- [To do]:
Without the pictures, return each record as it appears.
[Entries provided]
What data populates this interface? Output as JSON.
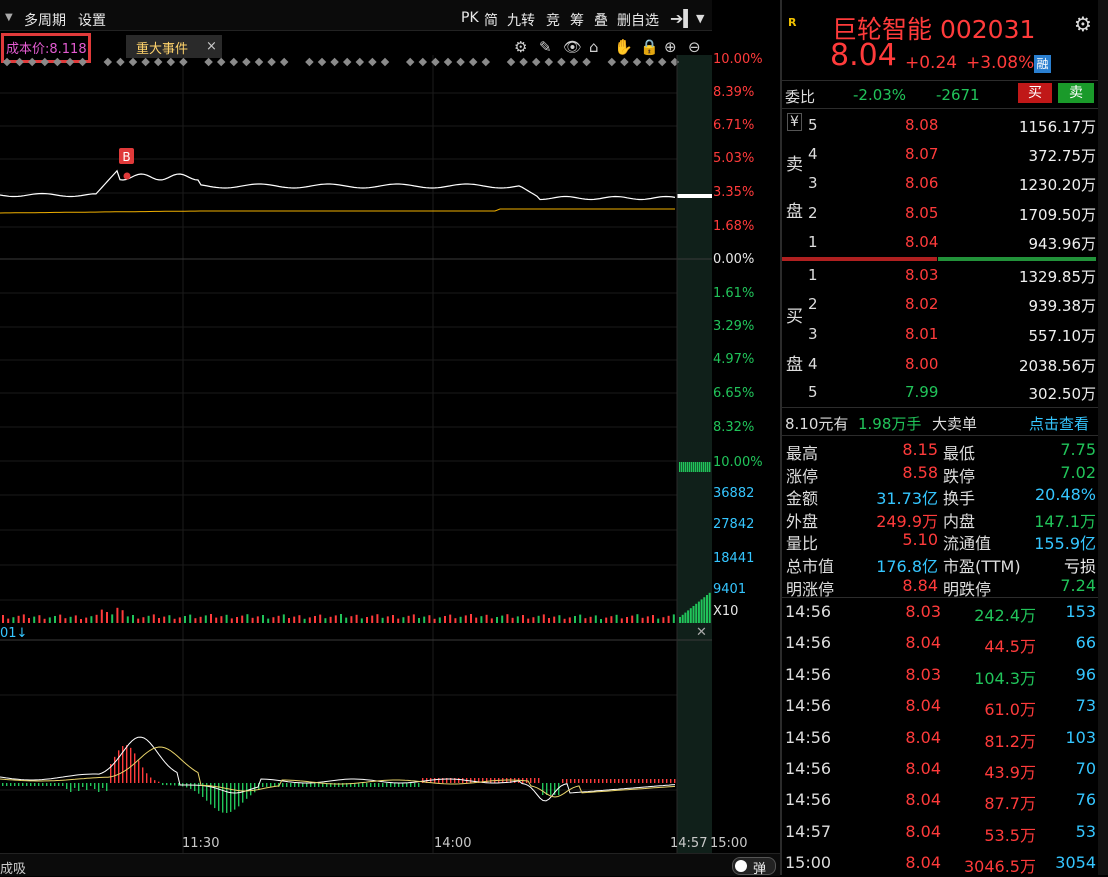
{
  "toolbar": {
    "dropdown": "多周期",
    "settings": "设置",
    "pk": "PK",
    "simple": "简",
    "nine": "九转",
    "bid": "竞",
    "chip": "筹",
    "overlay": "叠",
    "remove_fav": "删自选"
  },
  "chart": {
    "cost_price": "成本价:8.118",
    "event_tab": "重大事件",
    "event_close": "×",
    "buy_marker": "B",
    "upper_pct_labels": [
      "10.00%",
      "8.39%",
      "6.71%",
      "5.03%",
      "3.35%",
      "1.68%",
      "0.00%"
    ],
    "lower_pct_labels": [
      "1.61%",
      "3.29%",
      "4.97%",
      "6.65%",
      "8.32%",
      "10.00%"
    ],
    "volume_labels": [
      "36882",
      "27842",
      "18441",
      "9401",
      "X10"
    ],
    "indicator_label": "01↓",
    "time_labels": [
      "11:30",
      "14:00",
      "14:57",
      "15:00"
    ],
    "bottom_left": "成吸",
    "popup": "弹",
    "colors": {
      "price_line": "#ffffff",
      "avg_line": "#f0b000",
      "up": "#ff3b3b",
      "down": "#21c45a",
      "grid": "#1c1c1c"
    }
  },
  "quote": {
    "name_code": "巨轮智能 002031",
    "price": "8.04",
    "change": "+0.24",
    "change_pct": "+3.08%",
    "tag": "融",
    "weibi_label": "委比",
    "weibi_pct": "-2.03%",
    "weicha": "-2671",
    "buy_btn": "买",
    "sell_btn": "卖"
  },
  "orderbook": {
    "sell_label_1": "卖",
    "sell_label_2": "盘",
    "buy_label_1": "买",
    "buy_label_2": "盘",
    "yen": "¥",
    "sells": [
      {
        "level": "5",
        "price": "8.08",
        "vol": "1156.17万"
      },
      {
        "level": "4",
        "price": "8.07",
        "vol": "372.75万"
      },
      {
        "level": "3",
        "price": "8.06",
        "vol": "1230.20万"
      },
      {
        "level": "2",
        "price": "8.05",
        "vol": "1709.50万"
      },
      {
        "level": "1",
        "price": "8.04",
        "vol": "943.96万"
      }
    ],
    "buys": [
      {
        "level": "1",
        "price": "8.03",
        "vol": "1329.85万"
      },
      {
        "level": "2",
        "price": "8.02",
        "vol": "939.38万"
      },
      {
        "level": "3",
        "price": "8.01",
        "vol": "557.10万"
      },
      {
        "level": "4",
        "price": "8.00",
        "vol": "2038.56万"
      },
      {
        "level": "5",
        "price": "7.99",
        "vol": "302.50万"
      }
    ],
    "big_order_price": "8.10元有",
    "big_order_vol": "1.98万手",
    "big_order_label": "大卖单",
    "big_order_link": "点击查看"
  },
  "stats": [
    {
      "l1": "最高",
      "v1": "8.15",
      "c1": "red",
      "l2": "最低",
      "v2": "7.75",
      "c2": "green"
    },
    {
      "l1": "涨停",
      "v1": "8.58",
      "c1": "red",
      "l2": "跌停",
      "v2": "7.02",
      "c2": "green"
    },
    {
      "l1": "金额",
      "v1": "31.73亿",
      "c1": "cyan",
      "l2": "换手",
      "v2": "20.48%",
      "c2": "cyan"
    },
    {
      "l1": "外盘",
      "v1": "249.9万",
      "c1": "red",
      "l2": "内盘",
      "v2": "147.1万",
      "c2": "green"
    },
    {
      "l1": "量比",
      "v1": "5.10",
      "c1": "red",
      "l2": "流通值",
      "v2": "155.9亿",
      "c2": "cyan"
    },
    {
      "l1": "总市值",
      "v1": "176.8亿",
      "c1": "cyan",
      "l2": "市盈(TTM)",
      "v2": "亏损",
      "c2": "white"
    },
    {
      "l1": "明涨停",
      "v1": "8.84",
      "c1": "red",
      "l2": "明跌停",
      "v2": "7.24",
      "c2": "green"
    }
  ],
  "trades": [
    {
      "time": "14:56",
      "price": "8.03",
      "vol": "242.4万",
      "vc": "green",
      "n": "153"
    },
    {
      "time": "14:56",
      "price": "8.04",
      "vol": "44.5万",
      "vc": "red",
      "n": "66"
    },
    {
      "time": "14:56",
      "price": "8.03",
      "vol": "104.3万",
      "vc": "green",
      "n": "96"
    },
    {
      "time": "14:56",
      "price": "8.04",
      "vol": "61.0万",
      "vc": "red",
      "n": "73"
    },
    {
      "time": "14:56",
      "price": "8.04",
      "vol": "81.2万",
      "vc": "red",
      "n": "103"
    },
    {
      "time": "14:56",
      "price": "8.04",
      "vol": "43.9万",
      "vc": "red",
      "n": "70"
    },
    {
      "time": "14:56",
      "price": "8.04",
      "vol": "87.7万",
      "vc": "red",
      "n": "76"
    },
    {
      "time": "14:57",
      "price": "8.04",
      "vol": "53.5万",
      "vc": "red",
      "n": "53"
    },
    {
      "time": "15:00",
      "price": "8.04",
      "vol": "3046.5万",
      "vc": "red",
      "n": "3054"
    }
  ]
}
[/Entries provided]
- [Answer space]:
What data populates this interface? Output as JSON.
{
  "toolbar": {
    "dropdown": "多周期",
    "settings": "设置",
    "pk": "PK",
    "simple": "简",
    "nine": "九转",
    "bid": "竞",
    "chip": "筹",
    "overlay": "叠",
    "remove_fav": "删自选"
  },
  "chart": {
    "cost_price": "成本价:8.118",
    "event_tab": "重大事件",
    "event_close": "×",
    "buy_marker": "B",
    "upper_pct_labels": [
      "10.00%",
      "8.39%",
      "6.71%",
      "5.03%",
      "3.35%",
      "1.68%",
      "0.00%"
    ],
    "lower_pct_labels": [
      "1.61%",
      "3.29%",
      "4.97%",
      "6.65%",
      "8.32%",
      "10.00%"
    ],
    "volume_labels": [
      "36882",
      "27842",
      "18441",
      "9401",
      "X10"
    ],
    "indicator_label": "01↓",
    "time_labels": [
      "11:30",
      "14:00",
      "14:57",
      "15:00"
    ],
    "bottom_left": "成吸",
    "popup": "弹",
    "colors": {
      "price_line": "#ffffff",
      "avg_line": "#f0b000",
      "up": "#ff3b3b",
      "down": "#21c45a",
      "grid": "#1c1c1c"
    }
  },
  "quote": {
    "name_code": "巨轮智能 002031",
    "price": "8.04",
    "change": "+0.24",
    "change_pct": "+3.08%",
    "tag": "融",
    "weibi_label": "委比",
    "weibi_pct": "-2.03%",
    "weicha": "-2671",
    "buy_btn": "买",
    "sell_btn": "卖"
  },
  "orderbook": {
    "sell_label_1": "卖",
    "sell_label_2": "盘",
    "buy_label_1": "买",
    "buy_label_2": "盘",
    "yen": "¥",
    "sells": [
      {
        "level": "5",
        "price": "8.08",
        "vol": "1156.17万"
      },
      {
        "level": "4",
        "price": "8.07",
        "vol": "372.75万"
      },
      {
        "level": "3",
        "price": "8.06",
        "vol": "1230.20万"
      },
      {
        "level": "2",
        "price": "8.05",
        "vol": "1709.50万"
      },
      {
        "level": "1",
        "price": "8.04",
        "vol": "943.96万"
      }
    ],
    "buys": [
      {
        "level": "1",
        "price": "8.03",
        "vol": "1329.85万"
      },
      {
        "level": "2",
        "price": "8.02",
        "vol": "939.38万"
      },
      {
        "level": "3",
        "price": "8.01",
        "vol": "557.10万"
      },
      {
        "level": "4",
        "price": "8.00",
        "vol": "2038.56万"
      },
      {
        "level": "5",
        "price": "7.99",
        "vol": "302.50万"
      }
    ],
    "big_order_price": "8.10元有",
    "big_order_vol": "1.98万手",
    "big_order_label": "大卖单",
    "big_order_link": "点击查看"
  },
  "stats": [
    {
      "l1": "最高",
      "v1": "8.15",
      "c1": "red",
      "l2": "最低",
      "v2": "7.75",
      "c2": "green"
    },
    {
      "l1": "涨停",
      "v1": "8.58",
      "c1": "red",
      "l2": "跌停",
      "v2": "7.02",
      "c2": "green"
    },
    {
      "l1": "金额",
      "v1": "31.73亿",
      "c1": "cyan",
      "l2": "换手",
      "v2": "20.48%",
      "c2": "cyan"
    },
    {
      "l1": "外盘",
      "v1": "249.9万",
      "c1": "red",
      "l2": "内盘",
      "v2": "147.1万",
      "c2": "green"
    },
    {
      "l1": "量比",
      "v1": "5.10",
      "c1": "red",
      "l2": "流通值",
      "v2": "155.9亿",
      "c2": "cyan"
    },
    {
      "l1": "总市值",
      "v1": "176.8亿",
      "c1": "cyan",
      "l2": "市盈(TTM)",
      "v2": "亏损",
      "c2": "white"
    },
    {
      "l1": "明涨停",
      "v1": "8.84",
      "c1": "red",
      "l2": "明跌停",
      "v2": "7.24",
      "c2": "green"
    }
  ],
  "trades": [
    {
      "time": "14:56",
      "price": "8.03",
      "vol": "242.4万",
      "vc": "green",
      "n": "153"
    },
    {
      "time": "14:56",
      "price": "8.04",
      "vol": "44.5万",
      "vc": "red",
      "n": "66"
    },
    {
      "time": "14:56",
      "price": "8.03",
      "vol": "104.3万",
      "vc": "green",
      "n": "96"
    },
    {
      "time": "14:56",
      "price": "8.04",
      "vol": "61.0万",
      "vc": "red",
      "n": "73"
    },
    {
      "time": "14:56",
      "price": "8.04",
      "vol": "81.2万",
      "vc": "red",
      "n": "103"
    },
    {
      "time": "14:56",
      "price": "8.04",
      "vol": "43.9万",
      "vc": "red",
      "n": "70"
    },
    {
      "time": "14:56",
      "price": "8.04",
      "vol": "87.7万",
      "vc": "red",
      "n": "76"
    },
    {
      "time": "14:57",
      "price": "8.04",
      "vol": "53.5万",
      "vc": "red",
      "n": "53"
    },
    {
      "time": "15:00",
      "price": "8.04",
      "vol": "3046.5万",
      "vc": "red",
      "n": "3054"
    }
  ]
}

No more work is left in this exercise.